The first anthology out from Dim Shores, a press established by Justin Steele and Sam Cowan in 2015 dedicated to Weird and dark fiction. The press has has made a name for itself publishing chapbooks from esteemed Weird fiction authors including Jeffrey Thomas, and more recently, Gemma Files and Joseph S Pulver, Sr.

Looming Low Vol. 1 serves as a whistle-stop tour of contemporary Weird fiction. While it features works by established names like Michael Cisco, Brian Evanson, Livia Llewellyn, and S.P. Miskowski, it also includes stories from less immediately familiar names. As a whole,  it serves as an excellent introduction to Weird fiction and its impressive variety of styles and topics; from the supernatural to the mundane, the romantic to the fraternal, and beyond, the human heart is metamorphosed before your eyes as it tangles with the incomprehensible and the irreconcilable.

Songs of a Dead Dreamer and Grimscribe by Thomas Ligotti
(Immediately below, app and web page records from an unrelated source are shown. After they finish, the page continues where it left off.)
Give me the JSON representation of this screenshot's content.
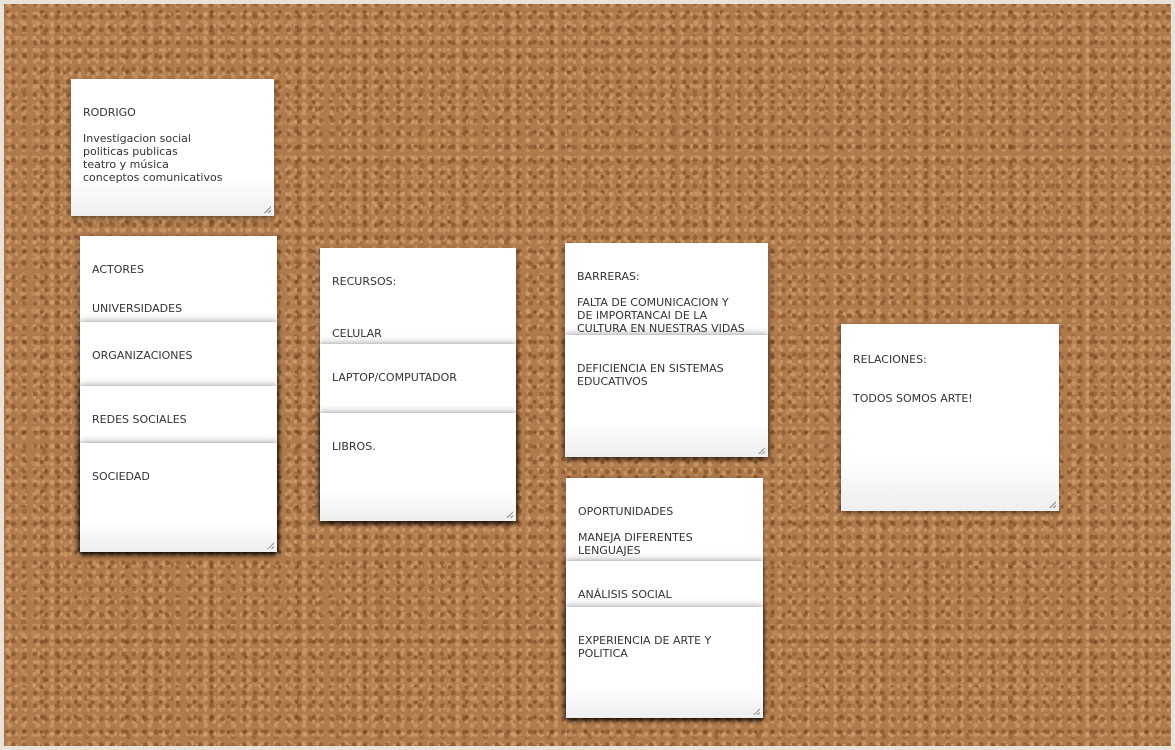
{
  "board": {
    "notes": [
      {
        "id": "rodrigo",
        "text": "RODRIGO\n\nInvestigacion social\npoliticas publicas\nteatro y música\nconceptos comunicativos"
      },
      {
        "id": "actores",
        "text": "ACTORES\n\n\nUNIVERSIDADES"
      },
      {
        "id": "organizaciones",
        "text": "ORGANIZACIONES"
      },
      {
        "id": "redes",
        "text": "REDES SOCIALES"
      },
      {
        "id": "sociedad",
        "text": "SOCIEDAD"
      },
      {
        "id": "recursos",
        "text": "RECURSOS:\n\n\n\nCELULAR"
      },
      {
        "id": "laptop",
        "text": "LAPTOP/COMPUTADOR"
      },
      {
        "id": "libros",
        "text": "LIBROS."
      },
      {
        "id": "barreras",
        "text": "BARRERAS:\n\nFALTA DE COMUNICACION Y\nDE IMPORTANCAI DE LA\nCULTURA EN NUESTRAS VIDAS"
      },
      {
        "id": "deficiencia",
        "text": "DEFICIENCIA EN SISTEMAS\nEDUCATIVOS"
      },
      {
        "id": "oportunidades",
        "text": "OPORTUNIDADES\n\nMANEJA DIFERENTES\nLENGUAJES"
      },
      {
        "id": "analisis",
        "text": "ANÁLISIS SOCIAL"
      },
      {
        "id": "experiencia",
        "text": "EXPERIENCIA DE ARTE Y\nPOLITICA"
      },
      {
        "id": "relaciones",
        "text": "RELACIONES:\n\n\nTODOS SOMOS ARTE!"
      }
    ]
  }
}
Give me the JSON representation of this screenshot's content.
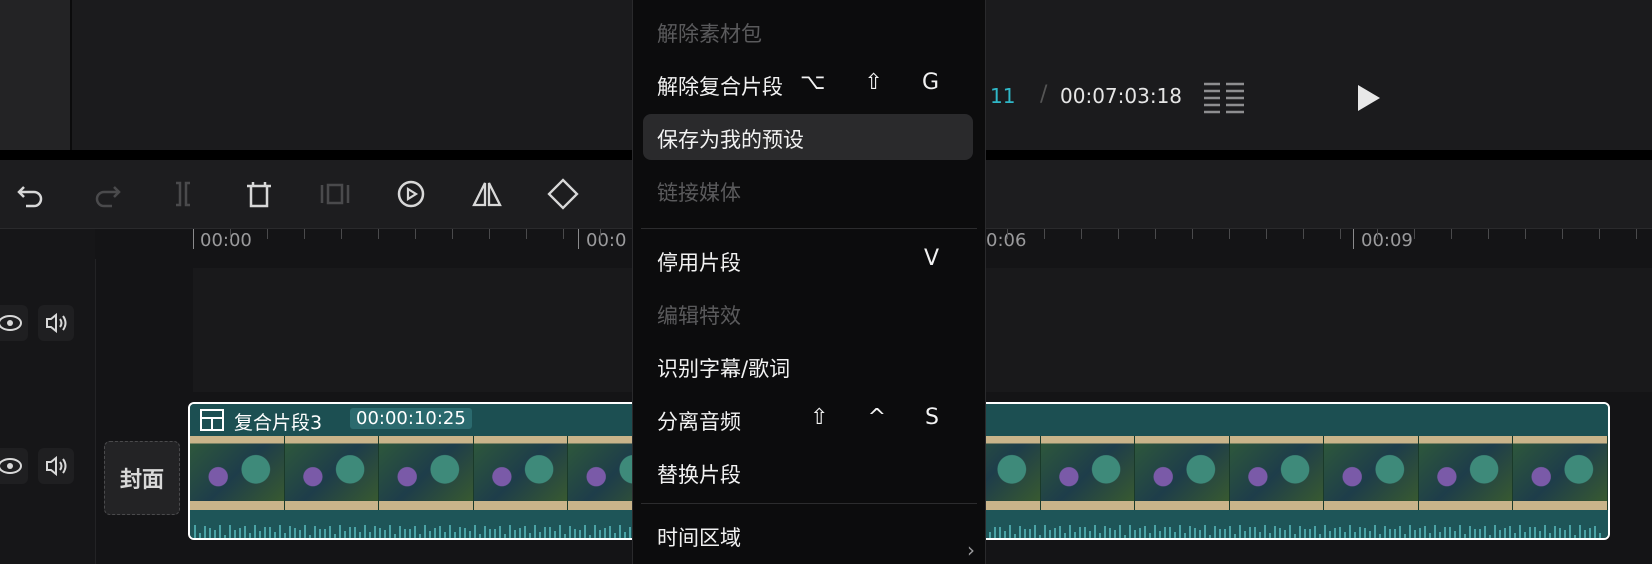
{
  "player": {
    "current_time_partial": "11",
    "separator": "/",
    "total_time": "00:07:03:18",
    "ratio_icon": "ratio-grid-icon",
    "play_icon": "play-icon"
  },
  "toolbar": {
    "icons": [
      "undo-icon",
      "redo-icon",
      "split-icon",
      "delete-icon",
      "freeze-icon",
      "reverse-play-icon",
      "mirror-icon",
      "rotate-icon"
    ]
  },
  "ruler": {
    "labels": [
      "00:00",
      "00:0",
      "0:06",
      "00:09"
    ]
  },
  "tracks": {
    "cover_label": "封面",
    "clip": {
      "name": "复合片段3",
      "duration": "00:00:10:25",
      "icon": "compound-clip-icon"
    }
  },
  "context_menu": {
    "items": [
      {
        "label": "解除素材包",
        "shortcut": "",
        "disabled": true
      },
      {
        "label": "解除复合片段",
        "shortcut": "⌥ ⇧ G",
        "disabled": false
      },
      {
        "label": "保存为我的预设",
        "shortcut": "",
        "disabled": false,
        "highlighted": true
      },
      {
        "label": "链接媒体",
        "shortcut": "",
        "disabled": true
      },
      {
        "label": "停用片段",
        "shortcut": "V",
        "disabled": false
      },
      {
        "label": "编辑特效",
        "shortcut": "",
        "disabled": true
      },
      {
        "label": "识别字幕/歌词",
        "shortcut": "",
        "disabled": false
      },
      {
        "label": "分离音频",
        "shortcut": "⇧ ^ S",
        "disabled": false
      },
      {
        "label": "替换片段",
        "shortcut": "",
        "disabled": false
      },
      {
        "label": "时间区域",
        "shortcut": "",
        "disabled": false
      }
    ]
  }
}
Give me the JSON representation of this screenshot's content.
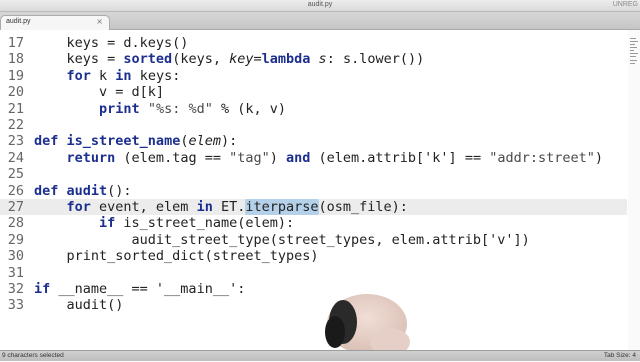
{
  "window": {
    "title": "audit.py",
    "unregistered": "UNREG"
  },
  "tab": {
    "label": "audit.py",
    "close": "×"
  },
  "editor": {
    "current_line": "27",
    "lines": [
      {
        "n": "17",
        "parts": [
          [
            "    keys = d.keys()",
            ""
          ]
        ]
      },
      {
        "n": "18",
        "parts": [
          [
            "    keys = ",
            ""
          ],
          [
            "sorted",
            "fn"
          ],
          [
            "(keys, ",
            ""
          ],
          [
            "key",
            "it"
          ],
          [
            "=",
            ""
          ],
          [
            "lambda",
            "kw"
          ],
          [
            " ",
            ""
          ],
          [
            "s",
            "it"
          ],
          [
            ": s.lower())",
            ""
          ]
        ]
      },
      {
        "n": "19",
        "parts": [
          [
            "    ",
            ""
          ],
          [
            "for",
            "kw"
          ],
          [
            " k ",
            ""
          ],
          [
            "in",
            "kw"
          ],
          [
            " keys:",
            ""
          ]
        ]
      },
      {
        "n": "20",
        "parts": [
          [
            "        v = d[k]",
            ""
          ]
        ]
      },
      {
        "n": "21",
        "parts": [
          [
            "        ",
            ""
          ],
          [
            "print",
            "kw"
          ],
          [
            " ",
            ""
          ],
          [
            "\"%s: %d\"",
            "str"
          ],
          [
            " % (k, v)",
            ""
          ]
        ]
      },
      {
        "n": "22",
        "parts": []
      },
      {
        "n": "23",
        "parts": [
          [
            "def",
            "kw"
          ],
          [
            " ",
            ""
          ],
          [
            "is_street_name",
            "fn"
          ],
          [
            "(",
            ""
          ],
          [
            "elem",
            "it"
          ],
          [
            "):",
            ""
          ]
        ]
      },
      {
        "n": "24",
        "parts": [
          [
            "    ",
            ""
          ],
          [
            "return",
            "kw"
          ],
          [
            " (elem.tag == ",
            ""
          ],
          [
            "\"tag\"",
            "str"
          ],
          [
            ") ",
            ""
          ],
          [
            "and",
            "kw"
          ],
          [
            " (elem.attrib['k'] == ",
            ""
          ],
          [
            "\"addr:street\"",
            "str"
          ],
          [
            ")",
            ""
          ]
        ]
      },
      {
        "n": "25",
        "parts": []
      },
      {
        "n": "26",
        "parts": [
          [
            "def",
            "kw"
          ],
          [
            " ",
            ""
          ],
          [
            "audit",
            "fn"
          ],
          [
            "():",
            ""
          ]
        ]
      },
      {
        "n": "27",
        "parts": [
          [
            "    ",
            ""
          ],
          [
            "for",
            "kw"
          ],
          [
            " event, elem ",
            ""
          ],
          [
            "in",
            "kw"
          ],
          [
            " ET.",
            ""
          ],
          [
            "iterparse",
            "sel"
          ],
          [
            "(osm_file):",
            ""
          ]
        ]
      },
      {
        "n": "28",
        "parts": [
          [
            "        ",
            ""
          ],
          [
            "if",
            "kw"
          ],
          [
            " is_street_name(elem):",
            ""
          ]
        ]
      },
      {
        "n": "29",
        "parts": [
          [
            "            audit_street_type(street_types, elem.attrib['v'])",
            ""
          ]
        ]
      },
      {
        "n": "30",
        "parts": [
          [
            "    print_sorted_dict(street_types)",
            ""
          ]
        ]
      },
      {
        "n": "31",
        "parts": []
      },
      {
        "n": "32",
        "parts": [
          [
            "if",
            "kw"
          ],
          [
            " __name__ == '__main__':",
            ""
          ]
        ]
      },
      {
        "n": "33",
        "parts": [
          [
            "    audit()",
            ""
          ]
        ]
      }
    ]
  },
  "status": {
    "selection": "9 characters selected",
    "tab_size": "Tab Size: 4"
  }
}
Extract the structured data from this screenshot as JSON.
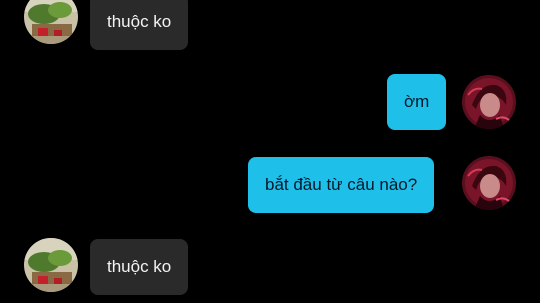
{
  "messages": [
    {
      "direction": "incoming",
      "text": "thuộc ko",
      "avatar": "friend-avatar"
    },
    {
      "direction": "outgoing",
      "text": "ờm",
      "avatar": "self-avatar"
    },
    {
      "direction": "outgoing",
      "text": "bắt đầu từ câu nào?",
      "avatar": "self-avatar"
    },
    {
      "direction": "incoming",
      "text": "thuộc ko",
      "avatar": "friend-avatar"
    }
  ],
  "colors": {
    "background": "#000000",
    "incoming_bubble": "#2a2a2a",
    "outgoing_bubble": "#1ec0ea",
    "incoming_text": "#f2f2f2",
    "outgoing_text": "#07182a"
  }
}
Thomas Ligotti has been described as a mix between Kafka and Lovecraft. His personal brand of transcendental horror, as if Walt Whitman and Henry David Thoreau had ascended to that higher spiritual plane only to realize that life is something worse than a cosmic joke, is utterly unlike anything else. His dreamy, rotting post-industrial landscapes peel back to reveal humanity dancing on the end of a string, while elsewhere, close by, the universe laughs.

Perhaps most effectively, unlike the hapless or blissfully ignorant characters which populate Weird and Science Fiction, who unwittingly stumble upon unimaginable horrors, Ligotti’s characters often walk to their doom with some foreknowledge. His protagonists are seekers after truth, aware that they are damning themselves by looking but unable look away.

The Penguin classics single volume re-release of his first and second collections of short stories (Songs and Grimscribe, respectively) is an opportunity for everyone to re-/discover this master of dread.

Edited 26 JULY 2018 (for typos/clarity)